§ **DIRECTIONS FOR THIS TASK**:
Repeat the records given below in full, with no changes.

§ **SOURCE DATA**:
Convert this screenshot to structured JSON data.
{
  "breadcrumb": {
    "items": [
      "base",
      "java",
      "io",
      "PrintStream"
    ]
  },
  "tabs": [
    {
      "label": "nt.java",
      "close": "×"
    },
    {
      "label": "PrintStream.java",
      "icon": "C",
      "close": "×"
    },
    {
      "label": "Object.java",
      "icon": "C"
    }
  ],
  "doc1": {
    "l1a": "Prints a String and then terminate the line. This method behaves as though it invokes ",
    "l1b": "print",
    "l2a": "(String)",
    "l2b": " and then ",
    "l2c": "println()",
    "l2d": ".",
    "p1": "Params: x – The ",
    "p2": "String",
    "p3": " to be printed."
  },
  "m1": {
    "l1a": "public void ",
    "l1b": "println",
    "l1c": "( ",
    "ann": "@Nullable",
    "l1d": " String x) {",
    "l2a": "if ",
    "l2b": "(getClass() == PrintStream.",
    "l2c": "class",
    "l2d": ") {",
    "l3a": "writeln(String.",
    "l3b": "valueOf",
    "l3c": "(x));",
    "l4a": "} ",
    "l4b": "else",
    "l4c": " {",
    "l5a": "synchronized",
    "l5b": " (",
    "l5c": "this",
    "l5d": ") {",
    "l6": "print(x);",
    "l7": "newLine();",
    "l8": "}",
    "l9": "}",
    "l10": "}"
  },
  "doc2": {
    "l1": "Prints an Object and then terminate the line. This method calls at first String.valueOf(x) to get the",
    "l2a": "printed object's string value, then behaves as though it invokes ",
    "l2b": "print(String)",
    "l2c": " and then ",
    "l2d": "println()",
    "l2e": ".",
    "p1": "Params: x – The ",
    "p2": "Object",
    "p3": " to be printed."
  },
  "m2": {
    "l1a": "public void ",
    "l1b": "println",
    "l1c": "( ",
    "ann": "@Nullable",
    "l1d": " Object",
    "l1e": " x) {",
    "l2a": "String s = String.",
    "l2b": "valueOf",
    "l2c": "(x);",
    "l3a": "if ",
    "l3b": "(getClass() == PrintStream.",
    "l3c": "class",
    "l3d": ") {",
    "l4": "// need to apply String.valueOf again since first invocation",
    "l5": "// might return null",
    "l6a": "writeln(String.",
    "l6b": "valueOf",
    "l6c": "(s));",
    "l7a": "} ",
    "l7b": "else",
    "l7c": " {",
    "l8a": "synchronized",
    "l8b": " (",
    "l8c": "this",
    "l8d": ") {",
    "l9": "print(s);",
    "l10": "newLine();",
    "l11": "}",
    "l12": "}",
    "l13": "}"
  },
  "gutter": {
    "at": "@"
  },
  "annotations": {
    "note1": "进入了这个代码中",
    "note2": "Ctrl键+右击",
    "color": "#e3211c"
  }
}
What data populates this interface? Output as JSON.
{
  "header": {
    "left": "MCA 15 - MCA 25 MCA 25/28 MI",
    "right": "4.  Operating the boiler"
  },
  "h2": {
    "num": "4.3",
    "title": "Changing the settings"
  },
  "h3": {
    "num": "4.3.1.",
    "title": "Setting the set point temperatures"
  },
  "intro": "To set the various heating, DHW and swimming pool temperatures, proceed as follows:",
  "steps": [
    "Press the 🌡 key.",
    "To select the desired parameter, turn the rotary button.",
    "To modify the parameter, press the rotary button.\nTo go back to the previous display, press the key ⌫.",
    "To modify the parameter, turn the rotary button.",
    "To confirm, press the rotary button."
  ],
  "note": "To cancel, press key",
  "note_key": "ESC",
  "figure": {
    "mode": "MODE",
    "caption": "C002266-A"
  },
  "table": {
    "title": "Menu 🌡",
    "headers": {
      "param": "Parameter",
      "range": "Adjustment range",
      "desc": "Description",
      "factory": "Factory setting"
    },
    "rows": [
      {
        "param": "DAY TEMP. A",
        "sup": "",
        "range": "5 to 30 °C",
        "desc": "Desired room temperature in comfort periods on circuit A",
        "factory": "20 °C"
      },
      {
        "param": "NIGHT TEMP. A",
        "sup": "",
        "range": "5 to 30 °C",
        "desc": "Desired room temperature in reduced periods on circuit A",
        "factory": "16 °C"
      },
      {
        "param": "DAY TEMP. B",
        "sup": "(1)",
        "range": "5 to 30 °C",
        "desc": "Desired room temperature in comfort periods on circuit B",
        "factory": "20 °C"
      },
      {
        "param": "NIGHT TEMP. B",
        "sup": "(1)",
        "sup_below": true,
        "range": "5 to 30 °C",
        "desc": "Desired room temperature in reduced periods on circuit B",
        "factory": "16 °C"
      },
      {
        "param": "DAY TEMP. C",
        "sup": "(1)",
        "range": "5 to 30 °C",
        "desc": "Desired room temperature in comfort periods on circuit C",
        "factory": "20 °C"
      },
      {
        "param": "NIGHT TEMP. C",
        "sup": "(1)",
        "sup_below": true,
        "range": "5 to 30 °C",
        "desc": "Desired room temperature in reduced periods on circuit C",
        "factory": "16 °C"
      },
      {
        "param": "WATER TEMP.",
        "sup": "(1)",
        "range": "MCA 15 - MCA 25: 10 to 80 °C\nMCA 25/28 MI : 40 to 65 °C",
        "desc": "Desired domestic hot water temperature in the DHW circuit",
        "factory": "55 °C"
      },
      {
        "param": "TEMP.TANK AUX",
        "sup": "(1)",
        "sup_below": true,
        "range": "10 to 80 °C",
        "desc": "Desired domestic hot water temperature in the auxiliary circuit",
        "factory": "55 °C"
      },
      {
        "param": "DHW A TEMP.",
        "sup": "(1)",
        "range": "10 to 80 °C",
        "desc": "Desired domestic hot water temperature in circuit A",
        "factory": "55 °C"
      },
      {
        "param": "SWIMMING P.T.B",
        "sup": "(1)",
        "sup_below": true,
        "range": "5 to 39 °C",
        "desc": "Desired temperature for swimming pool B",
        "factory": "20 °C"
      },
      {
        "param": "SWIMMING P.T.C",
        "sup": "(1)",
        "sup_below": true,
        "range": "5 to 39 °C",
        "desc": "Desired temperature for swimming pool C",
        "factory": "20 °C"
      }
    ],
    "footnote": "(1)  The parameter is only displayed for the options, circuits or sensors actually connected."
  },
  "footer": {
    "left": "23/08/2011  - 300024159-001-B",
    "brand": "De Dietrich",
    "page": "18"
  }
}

§ **ANSWER TO THIS EXERCISE**:
Convert this screenshot to structured JSON data.
{
  "breadcrumb": {
    "items": [
      "base",
      "java",
      "io",
      "PrintStream"
    ]
  },
  "tabs": [
    {
      "label": "nt.java",
      "close": "×"
    },
    {
      "label": "PrintStream.java",
      "icon": "C",
      "close": "×"
    },
    {
      "label": "Object.java",
      "icon": "C"
    }
  ],
  "doc1": {
    "l1a": "Prints a String and then terminate the line. This method behaves as though it invokes ",
    "l1b": "print",
    "l2a": "(String)",
    "l2b": " and then ",
    "l2c": "println()",
    "l2d": ".",
    "p1": "Params: x – The ",
    "p2": "String",
    "p3": " to be printed."
  },
  "m1": {
    "l1a": "public void ",
    "l1b": "println",
    "l1c": "( ",
    "ann": "@Nullable",
    "l1d": " String x) {",
    "l2a": "if ",
    "l2b": "(getClass() == PrintStream.",
    "l2c": "class",
    "l2d": ") {",
    "l3a": "writeln(String.",
    "l3b": "valueOf",
    "l3c": "(x));",
    "l4a": "} ",
    "l4b": "else",
    "l4c": " {",
    "l5a": "synchronized",
    "l5b": " (",
    "l5c": "this",
    "l5d": ") {",
    "l6": "print(x);",
    "l7": "newLine();",
    "l8": "}",
    "l9": "}",
    "l10": "}"
  },
  "doc2": {
    "l1": "Prints an Object and then terminate the line. This method calls at first String.valueOf(x) to get the",
    "l2a": "printed object's string value, then behaves as though it invokes ",
    "l2b": "print(String)",
    "l2c": " and then ",
    "l2d": "println()",
    "l2e": ".",
    "p1": "Params: x – The ",
    "p2": "Object",
    "p3": " to be printed."
  },
  "m2": {
    "l1a": "public void ",
    "l1b": "println",
    "l1c": "( ",
    "ann": "@Nullable",
    "l1d": " Object",
    "l1e": " x) {",
    "l2a": "String s = String.",
    "l2b": "valueOf",
    "l2c": "(x);",
    "l3a": "if ",
    "l3b": "(getClass() == PrintStream.",
    "l3c": "class",
    "l3d": ") {",
    "l4": "// need to apply String.valueOf again since first invocation",
    "l5": "// might return null",
    "l6a": "writeln(String.",
    "l6b": "valueOf",
    "l6c": "(s));",
    "l7a": "} ",
    "l7b": "else",
    "l7c": " {",
    "l8a": "synchronized",
    "l8b": " (",
    "l8c": "this",
    "l8d": ") {",
    "l9": "print(s);",
    "l10": "newLine();",
    "l11": "}",
    "l12": "}",
    "l13": "}"
  },
  "gutter": {
    "at": "@"
  },
  "annotations": {
    "note1": "进入了这个代码中",
    "note2": "Ctrl键+右击",
    "color": "#e3211c"
  }
}
What data populates this interface? Output as JSON.
{
  "header": {
    "left": "MCA 15 - MCA 25 MCA 25/28 MI",
    "right": "4.  Operating the boiler"
  },
  "h2": {
    "num": "4.3",
    "title": "Changing the settings"
  },
  "h3": {
    "num": "4.3.1.",
    "title": "Setting the set point temperatures"
  },
  "intro": "To set the various heating, DHW and swimming pool temperatures, proceed as follows:",
  "steps": [
    "Press the 🌡 key.",
    "To select the desired parameter, turn the rotary button.",
    "To modify the parameter, press the rotary button.\nTo go back to the previous display, press the key ⌫.",
    "To modify the parameter, turn the rotary button.",
    "To confirm, press the rotary button."
  ],
  "note": "To cancel, press key",
  "note_key": "ESC",
  "figure": {
    "mode": "MODE",
    "caption": "C002266-A"
  },
  "table": {
    "title": "Menu 🌡",
    "headers": {
      "param": "Parameter",
      "range": "Adjustment range",
      "desc": "Description",
      "factory": "Factory setting"
    },
    "rows": [
      {
        "param": "DAY TEMP. A",
        "sup": "",
        "range": "5 to 30 °C",
        "desc": "Desired room temperature in comfort periods on circuit A",
        "factory": "20 °C"
      },
      {
        "param": "NIGHT TEMP. A",
        "sup": "",
        "range": "5 to 30 °C",
        "desc": "Desired room temperature in reduced periods on circuit A",
        "factory": "16 °C"
      },
      {
        "param": "DAY TEMP. B",
        "sup": "(1)",
        "range": "5 to 30 °C",
        "desc": "Desired room temperature in comfort periods on circuit B",
        "factory": "20 °C"
      },
      {
        "param": "NIGHT TEMP. B",
        "sup": "(1)",
        "sup_below": true,
        "range": "5 to 30 °C",
        "desc": "Desired room temperature in reduced periods on circuit B",
        "factory": "16 °C"
      },
      {
        "param": "DAY TEMP. C",
        "sup": "(1)",
        "range": "5 to 30 °C",
        "desc": "Desired room temperature in comfort periods on circuit C",
        "factory": "20 °C"
      },
      {
        "param": "NIGHT TEMP. C",
        "sup": "(1)",
        "sup_below": true,
        "range": "5 to 30 °C",
        "desc": "Desired room temperature in reduced periods on circuit C",
        "factory": "16 °C"
      },
      {
        "param": "WATER TEMP.",
        "sup": "(1)",
        "range": "MCA 15 - MCA 25: 10 to 80 °C\nMCA 25/28 MI : 40 to 65 °C",
        "desc": "Desired domestic hot water temperature in the DHW circuit",
        "factory": "55 °C"
      },
      {
        "param": "TEMP.TANK AUX",
        "sup": "(1)",
        "sup_below": true,
        "range": "10 to 80 °C",
        "desc": "Desired domestic hot water temperature in the auxiliary circuit",
        "factory": "55 °C"
      },
      {
        "param": "DHW A TEMP.",
        "sup": "(1)",
        "range": "10 to 80 °C",
        "desc": "Desired domestic hot water temperature in circuit A",
        "factory": "55 °C"
      },
      {
        "param": "SWIMMING P.T.B",
        "sup": "(1)",
        "sup_below": true,
        "range": "5 to 39 °C",
        "desc": "Desired temperature for swimming pool B",
        "factory": "20 °C"
      },
      {
        "param": "SWIMMING P.T.C",
        "sup": "(1)",
        "sup_below": true,
        "range": "5 to 39 °C",
        "desc": "Desired temperature for swimming pool C",
        "factory": "20 °C"
      }
    ],
    "footnote": "(1)  The parameter is only displayed for the options, circuits or sensors actually connected."
  },
  "footer": {
    "left": "23/08/2011  - 300024159-001-B",
    "brand": "De Dietrich",
    "page": "18"
  }
}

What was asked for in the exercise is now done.